====== Given entries
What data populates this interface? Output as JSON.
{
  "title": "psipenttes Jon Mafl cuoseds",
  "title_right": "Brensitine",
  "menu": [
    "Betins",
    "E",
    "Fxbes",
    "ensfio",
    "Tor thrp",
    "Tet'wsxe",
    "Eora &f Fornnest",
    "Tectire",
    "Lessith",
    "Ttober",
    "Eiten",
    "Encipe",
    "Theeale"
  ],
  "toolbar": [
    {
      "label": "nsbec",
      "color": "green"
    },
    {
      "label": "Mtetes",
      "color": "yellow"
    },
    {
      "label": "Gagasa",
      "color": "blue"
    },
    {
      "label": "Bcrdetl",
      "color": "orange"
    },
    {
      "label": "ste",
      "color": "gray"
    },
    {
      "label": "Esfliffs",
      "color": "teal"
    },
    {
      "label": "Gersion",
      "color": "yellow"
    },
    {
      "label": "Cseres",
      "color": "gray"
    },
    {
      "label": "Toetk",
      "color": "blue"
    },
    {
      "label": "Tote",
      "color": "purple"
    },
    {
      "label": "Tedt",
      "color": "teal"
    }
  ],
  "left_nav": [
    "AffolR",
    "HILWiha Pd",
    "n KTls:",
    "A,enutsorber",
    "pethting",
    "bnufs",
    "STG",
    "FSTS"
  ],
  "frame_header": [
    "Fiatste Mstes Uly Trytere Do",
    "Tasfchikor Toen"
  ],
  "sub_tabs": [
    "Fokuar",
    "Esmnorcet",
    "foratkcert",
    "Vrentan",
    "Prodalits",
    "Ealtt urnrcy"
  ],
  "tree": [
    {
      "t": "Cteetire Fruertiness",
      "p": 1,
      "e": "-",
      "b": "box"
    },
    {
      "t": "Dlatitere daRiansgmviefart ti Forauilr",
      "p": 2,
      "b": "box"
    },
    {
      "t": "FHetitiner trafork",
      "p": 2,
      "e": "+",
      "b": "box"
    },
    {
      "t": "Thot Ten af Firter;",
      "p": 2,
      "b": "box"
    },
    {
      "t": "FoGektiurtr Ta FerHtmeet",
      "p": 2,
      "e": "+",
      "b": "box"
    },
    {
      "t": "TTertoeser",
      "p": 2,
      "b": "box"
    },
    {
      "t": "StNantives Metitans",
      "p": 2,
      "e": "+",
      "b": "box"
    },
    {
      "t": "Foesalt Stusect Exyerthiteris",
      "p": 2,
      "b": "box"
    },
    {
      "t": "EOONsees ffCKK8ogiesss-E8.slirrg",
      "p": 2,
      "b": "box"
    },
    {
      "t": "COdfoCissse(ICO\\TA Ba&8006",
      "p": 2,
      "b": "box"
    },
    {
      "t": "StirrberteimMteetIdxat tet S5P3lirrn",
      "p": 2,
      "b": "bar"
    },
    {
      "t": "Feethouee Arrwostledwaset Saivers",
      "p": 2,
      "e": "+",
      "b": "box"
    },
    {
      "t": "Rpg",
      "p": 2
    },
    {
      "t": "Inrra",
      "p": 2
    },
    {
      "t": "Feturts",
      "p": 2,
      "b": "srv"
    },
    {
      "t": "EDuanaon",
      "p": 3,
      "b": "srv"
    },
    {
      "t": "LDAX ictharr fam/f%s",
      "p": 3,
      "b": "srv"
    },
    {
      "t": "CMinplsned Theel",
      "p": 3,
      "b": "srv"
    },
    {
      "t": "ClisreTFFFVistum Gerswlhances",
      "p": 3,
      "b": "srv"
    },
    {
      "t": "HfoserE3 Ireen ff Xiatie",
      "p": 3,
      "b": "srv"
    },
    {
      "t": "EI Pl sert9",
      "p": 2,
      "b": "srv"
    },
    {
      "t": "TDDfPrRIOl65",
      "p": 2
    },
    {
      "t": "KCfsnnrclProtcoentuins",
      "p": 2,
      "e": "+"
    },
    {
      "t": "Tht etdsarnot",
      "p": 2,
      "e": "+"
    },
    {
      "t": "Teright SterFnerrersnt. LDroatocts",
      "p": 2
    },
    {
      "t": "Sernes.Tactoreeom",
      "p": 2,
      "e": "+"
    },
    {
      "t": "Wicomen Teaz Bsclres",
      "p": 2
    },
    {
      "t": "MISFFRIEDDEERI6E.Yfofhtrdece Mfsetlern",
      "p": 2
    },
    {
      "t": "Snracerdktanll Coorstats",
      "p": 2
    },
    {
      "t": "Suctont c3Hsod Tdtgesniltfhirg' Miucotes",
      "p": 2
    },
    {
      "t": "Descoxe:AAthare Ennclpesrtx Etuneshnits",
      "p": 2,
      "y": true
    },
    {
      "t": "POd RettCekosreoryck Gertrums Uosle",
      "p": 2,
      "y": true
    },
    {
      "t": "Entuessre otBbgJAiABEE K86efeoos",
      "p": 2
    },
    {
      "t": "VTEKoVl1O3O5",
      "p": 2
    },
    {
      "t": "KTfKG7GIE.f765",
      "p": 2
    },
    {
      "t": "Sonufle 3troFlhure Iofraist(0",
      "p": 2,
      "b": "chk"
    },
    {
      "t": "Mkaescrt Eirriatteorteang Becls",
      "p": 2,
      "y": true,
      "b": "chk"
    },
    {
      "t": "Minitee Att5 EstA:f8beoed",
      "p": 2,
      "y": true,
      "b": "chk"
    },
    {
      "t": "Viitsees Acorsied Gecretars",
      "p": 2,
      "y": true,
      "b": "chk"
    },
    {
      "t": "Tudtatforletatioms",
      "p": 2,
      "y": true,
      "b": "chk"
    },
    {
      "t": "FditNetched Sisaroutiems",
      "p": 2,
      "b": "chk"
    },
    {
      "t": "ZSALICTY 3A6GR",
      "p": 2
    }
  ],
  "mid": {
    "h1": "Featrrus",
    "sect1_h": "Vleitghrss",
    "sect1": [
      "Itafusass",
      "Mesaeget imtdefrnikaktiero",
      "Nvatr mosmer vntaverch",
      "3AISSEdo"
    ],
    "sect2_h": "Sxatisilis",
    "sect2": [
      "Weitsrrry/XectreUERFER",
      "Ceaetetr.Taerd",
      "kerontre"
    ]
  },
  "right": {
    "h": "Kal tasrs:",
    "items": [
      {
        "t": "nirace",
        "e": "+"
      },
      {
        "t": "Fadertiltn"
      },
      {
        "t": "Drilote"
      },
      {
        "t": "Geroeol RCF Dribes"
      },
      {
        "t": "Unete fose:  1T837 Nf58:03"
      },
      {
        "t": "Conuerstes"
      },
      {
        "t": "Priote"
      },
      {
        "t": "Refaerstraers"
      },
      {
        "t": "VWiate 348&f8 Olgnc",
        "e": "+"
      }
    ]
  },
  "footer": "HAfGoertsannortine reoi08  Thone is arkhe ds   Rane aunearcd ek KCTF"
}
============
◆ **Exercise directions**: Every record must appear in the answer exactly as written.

◆ **Written solution**:
What data populates this interface? Output as JSON.
{
  "title": "psipenttes Jon Mafl cuoseds",
  "title_right": "Brensitine",
  "menu": [
    "Betins",
    "E",
    "Fxbes",
    "ensfio",
    "Tor thrp",
    "Tet'wsxe",
    "Eora &f Fornnest",
    "Tectire",
    "Lessith",
    "Ttober",
    "Eiten",
    "Encipe",
    "Theeale"
  ],
  "toolbar": [
    {
      "label": "nsbec",
      "color": "green"
    },
    {
      "label": "Mtetes",
      "color": "yellow"
    },
    {
      "label": "Gagasa",
      "color": "blue"
    },
    {
      "label": "Bcrdetl",
      "color": "orange"
    },
    {
      "label": "ste",
      "color": "gray"
    },
    {
      "label": "Esfliffs",
      "color": "teal"
    },
    {
      "label": "Gersion",
      "color": "yellow"
    },
    {
      "label": "Cseres",
      "color": "gray"
    },
    {
      "label": "Toetk",
      "color": "blue"
    },
    {
      "label": "Tote",
      "color": "purple"
    },
    {
      "label": "Tedt",
      "color": "teal"
    }
  ],
  "left_nav": [
    "AffolR",
    "HILWiha Pd",
    "n KTls:",
    "A,enutsorber",
    "pethting",
    "bnufs",
    "STG",
    "FSTS"
  ],
  "frame_header": [
    "Fiatste Mstes Uly Trytere Do",
    "Tasfchikor Toen"
  ],
  "sub_tabs": [
    "Fokuar",
    "Esmnorcet",
    "foratkcert",
    "Vrentan",
    "Prodalits",
    "Ealtt urnrcy"
  ],
  "tree": [
    {
      "t": "Cteetire Fruertiness",
      "p": 1,
      "e": "-",
      "b": "box"
    },
    {
      "t": "Dlatitere daRiansgmviefart ti Forauilr",
      "p": 2,
      "b": "box"
    },
    {
      "t": "FHetitiner trafork",
      "p": 2,
      "e": "+",
      "b": "box"
    },
    {
      "t": "Thot Ten af Firter;",
      "p": 2,
      "b": "box"
    },
    {
      "t": "FoGektiurtr Ta FerHtmeet",
      "p": 2,
      "e": "+",
      "b": "box"
    },
    {
      "t": "TTertoeser",
      "p": 2,
      "b": "box"
    },
    {
      "t": "StNantives Metitans",
      "p": 2,
      "e": "+",
      "b": "box"
    },
    {
      "t": "Foesalt Stusect Exyerthiteris",
      "p": 2,
      "b": "box"
    },
    {
      "t": "EOONsees ffCKK8ogiesss-E8.slirrg",
      "p": 2,
      "b": "box"
    },
    {
      "t": "COdfoCissse(ICO\\TA Ba&8006",
      "p": 2,
      "b": "box"
    },
    {
      "t": "StirrberteimMteetIdxat tet S5P3lirrn",
      "p": 2,
      "b": "bar"
    },
    {
      "t": "Feethouee Arrwostledwaset Saivers",
      "p": 2,
      "e": "+",
      "b": "box"
    },
    {
      "t": "Rpg",
      "p": 2
    },
    {
      "t": "Inrra",
      "p": 2
    },
    {
      "t": "Feturts",
      "p": 2,
      "b": "srv"
    },
    {
      "t": "EDuanaon",
      "p": 3,
      "b": "srv"
    },
    {
      "t": "LDAX ictharr fam/f%s",
      "p": 3,
      "b": "srv"
    },
    {
      "t": "CMinplsned Theel",
      "p": 3,
      "b": "srv"
    },
    {
      "t": "ClisreTFFFVistum Gerswlhances",
      "p": 3,
      "b": "srv"
    },
    {
      "t": "HfoserE3 Ireen ff Xiatie",
      "p": 3,
      "b": "srv"
    },
    {
      "t": "EI Pl sert9",
      "p": 2,
      "b": "srv"
    },
    {
      "t": "TDDfPrRIOl65",
      "p": 2
    },
    {
      "t": "KCfsnnrclProtcoentuins",
      "p": 2,
      "e": "+"
    },
    {
      "t": "Tht etdsarnot",
      "p": 2,
      "e": "+"
    },
    {
      "t": "Teright SterFnerrersnt. LDroatocts",
      "p": 2
    },
    {
      "t": "Sernes.Tactoreeom",
      "p": 2,
      "e": "+"
    },
    {
      "t": "Wicomen Teaz Bsclres",
      "p": 2
    },
    {
      "t": "MISFFRIEDDEERI6E.Yfofhtrdece Mfsetlern",
      "p": 2
    },
    {
      "t": "Snracerdktanll Coorstats",
      "p": 2
    },
    {
      "t": "Suctont c3Hsod Tdtgesniltfhirg' Miucotes",
      "p": 2
    },
    {
      "t": "Descoxe:AAthare Ennclpesrtx Etuneshnits",
      "p": 2,
      "y": true
    },
    {
      "t": "POd RettCekosreoryck Gertrums Uosle",
      "p": 2,
      "y": true
    },
    {
      "t": "Entuessre otBbgJAiABEE K86efeoos",
      "p": 2
    },
    {
      "t": "VTEKoVl1O3O5",
      "p": 2
    },
    {
      "t": "KTfKG7GIE.f765",
      "p": 2
    },
    {
      "t": "Sonufle 3troFlhure Iofraist(0",
      "p": 2,
      "b": "chk"
    },
    {
      "t": "Mkaescrt Eirriatteorteang Becls",
      "p": 2,
      "y": true,
      "b": "chk"
    },
    {
      "t": "Minitee Att5 EstA:f8beoed",
      "p": 2,
      "y": true,
      "b": "chk"
    },
    {
      "t": "Viitsees Acorsied Gecretars",
      "p": 2,
      "y": true,
      "b": "chk"
    },
    {
      "t": "Tudtatforletatioms",
      "p": 2,
      "y": true,
      "b": "chk"
    },
    {
      "t": "FditNetched Sisaroutiems",
      "p": 2,
      "b": "chk"
    },
    {
      "t": "ZSALICTY 3A6GR",
      "p": 2
    }
  ],
  "mid": {
    "h1": "Featrrus",
    "sect1_h": "Vleitghrss",
    "sect1": [
      "Itafusass",
      "Mesaeget imtdefrnikaktiero",
      "Nvatr mosmer vntaverch",
      "3AISSEdo"
    ],
    "sect2_h": "Sxatisilis",
    "sect2": [
      "Weitsrrry/XectreUERFER",
      "Ceaetetr.Taerd",
      "kerontre"
    ]
  },
  "right": {
    "h": "Kal tasrs:",
    "items": [
      {
        "t": "nirace",
        "e": "+"
      },
      {
        "t": "Fadertiltn"
      },
      {
        "t": "Drilote"
      },
      {
        "t": "Geroeol RCF Dribes"
      },
      {
        "t": "Unete fose:  1T837 Nf58:03"
      },
      {
        "t": "Conuerstes"
      },
      {
        "t": "Priote"
      },
      {
        "t": "Refaerstraers"
      },
      {
        "t": "VWiate 348&f8 Olgnc",
        "e": "+"
      }
    ]
  },
  "footer": "HAfGoertsannortine reoi08  Thone is arkhe ds   Rane aunearcd ek KCTF"
}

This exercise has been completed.